“C’mon, Mel. It will be fun.”
“Fun?” my sister asked. “Didn’t you tell me how creeped out you were? How would that be fun?”
“But it won’t be creepy if we’re together. Even if things did get freaky, you could teleport us out.”
“No thank you,” she said. “I don’t want to scrounge through an old woman’s belongings in her haunted apartment.”
“But it’s tragic,” I started.
“Don’t play with me, little one,” she cut me off. “This isn’t even a significant blip on the radar of real tragedy.”
“Call me next week. I have to run. I’m late.” Melpomene ended the call without even saying goodbye.
She’s always running late.
Hours later, I had nearly convinced myself that I was overreacting in response to going into Mrs. Batchalder’s apartment. Steeling my nerves, I took the elevator down and headed to her place. Outside her door, I took a couple of deep breaths before putting the key into the lock.
I entered the apartment and the stillness greeted me, grabbing me up in a vacuum of silence as the door closed.
So far, so good.
Giving it a second thought, I left the door ajar.
The apartment felt incredibly stale. The pungent smell of vitamins and old urine still hung in the air, although Mrs. Batchalder had assured me that Gerald had taken care to clean the place after her fall. I wrinkled my nose and held a finger beneath my nostrils as I crossed the room to open a window for some fresh air.
The hum of outside noise made me realize that I had not heard the clock.
My brain was playing tricks on me.
I dared to peek across to the other wall, expecting to find the bulging eyes following me.
The wall was empty.
My breath rushed out in relief.
I almost laughed at how ridiculous I felt. An immortal afraid? Of a clock? Melopmene would never let me hear the end of it.
I re-read the list of items for my scavenger hunt.
Are you sure you’re not afraid?
Not even a little?
Now I imagined the clock lurking in the apartment somewhere. Lying in wait. For me.
Without warning, the door slammed shut.
I jumped and gave a startled shriek.
We’ve been lonely.
My rational brain told me that a crosswind caught the door. But I felt gripped by panic. My breath caught in my chest.

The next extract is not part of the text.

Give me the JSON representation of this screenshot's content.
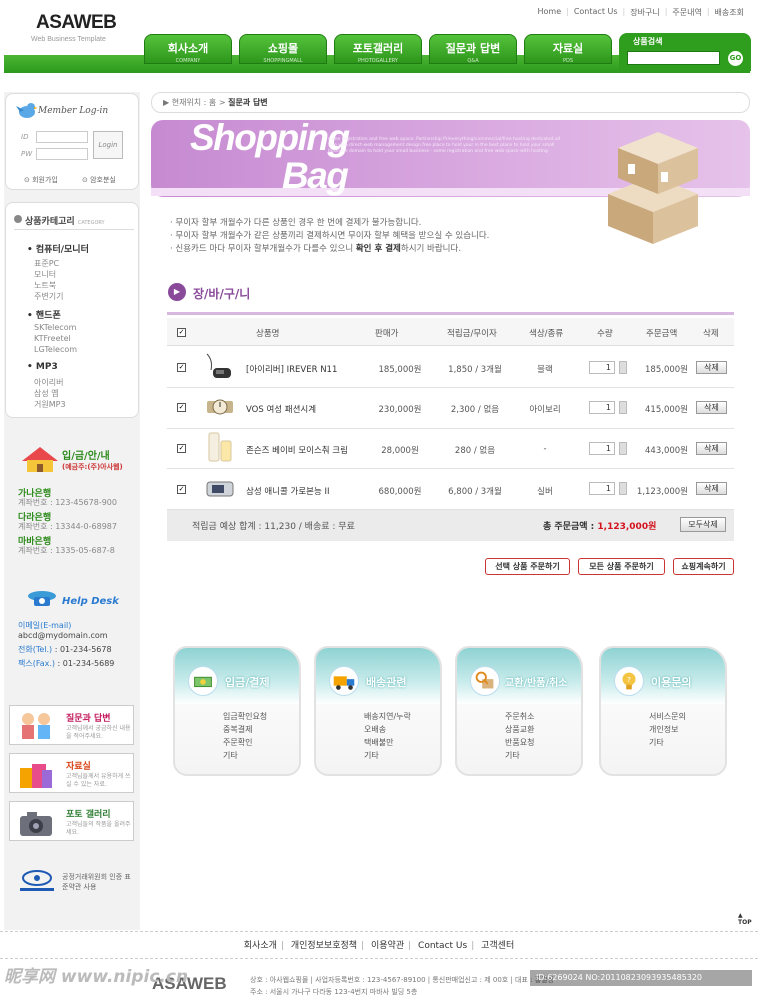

I pulled open the drawer of the buffet where she told me that she kept her phone book. I would call Gerald, and pay him to come and pack up the things she needed. I would take it to the nursing home, but I did not want to be alone in that apartment.
Gerald gathered the necessary items for Mrs. Batchalder and left them with the doorman of our building. He attached a note, thanking me for the opportunity and bonus.
I loaded the bags into the car and headed out to the nursing facility. I sang along with the radio and noted that my car smelled like Mrs. Batchalder was riding along with me. The sky greyed and cloud cover darkened the day. I hoped to reach the facility before the weather turned any worse.
A sudden burst of rain exploded, large drops drumming against the car. Water pelted my windshield, running in streams, making it impossible to see. I flipped on the wipers and watched as traffic slowed in front of me. Great.
It took much longer to get to the nursing home, and it was well after six before I arrived. I turned off the motor and waited for a moment to see if the rain would let up. Not seeing an end to the madness, I gathered the bags and dashed to the front of the building. I pressed the button for the automatic door and stepped through into the lobby.
I expected the facility to smell like old people, bad food, and bodily fluids, but was pleasantly surprised to not face any bad aromas. The lobby looked almost like a hotel, with large gilded furniture placed in small clusters. Groupings of chairs and end tables looked welcoming. A newish sofa sprawled beneath a large picture window, and art graced each of the walls. The tile flooring looked like rich wood. It was clean and inviting.
The bags with Mrs. Batchalder’s belongings started to slip in my arms. I juggled them while I looked for a receptionist. No one sat behind the magnificent front desk. I waited for a few moments, but the bags were bulky and difficult to manage. The building map showed the different wings, so I was able to determine Mrs. Batchalder’s location.
As I made my way deeper into the building, the inviting ambiance wore off. Many of the residents slumped listlessly in wheelchairs. No nurses or aides were visible. The wallpaper border in the halls looked dated. Fingernail tracks marred the faded paint. Why are there claw marks on the wall? The wood trim appeared scuffed and worn.
Walking faster, I arrived at Mrs. Batchalder’s room and gave a slight rap on the door jamb. She looked up from her newspaper and beckoned me inside.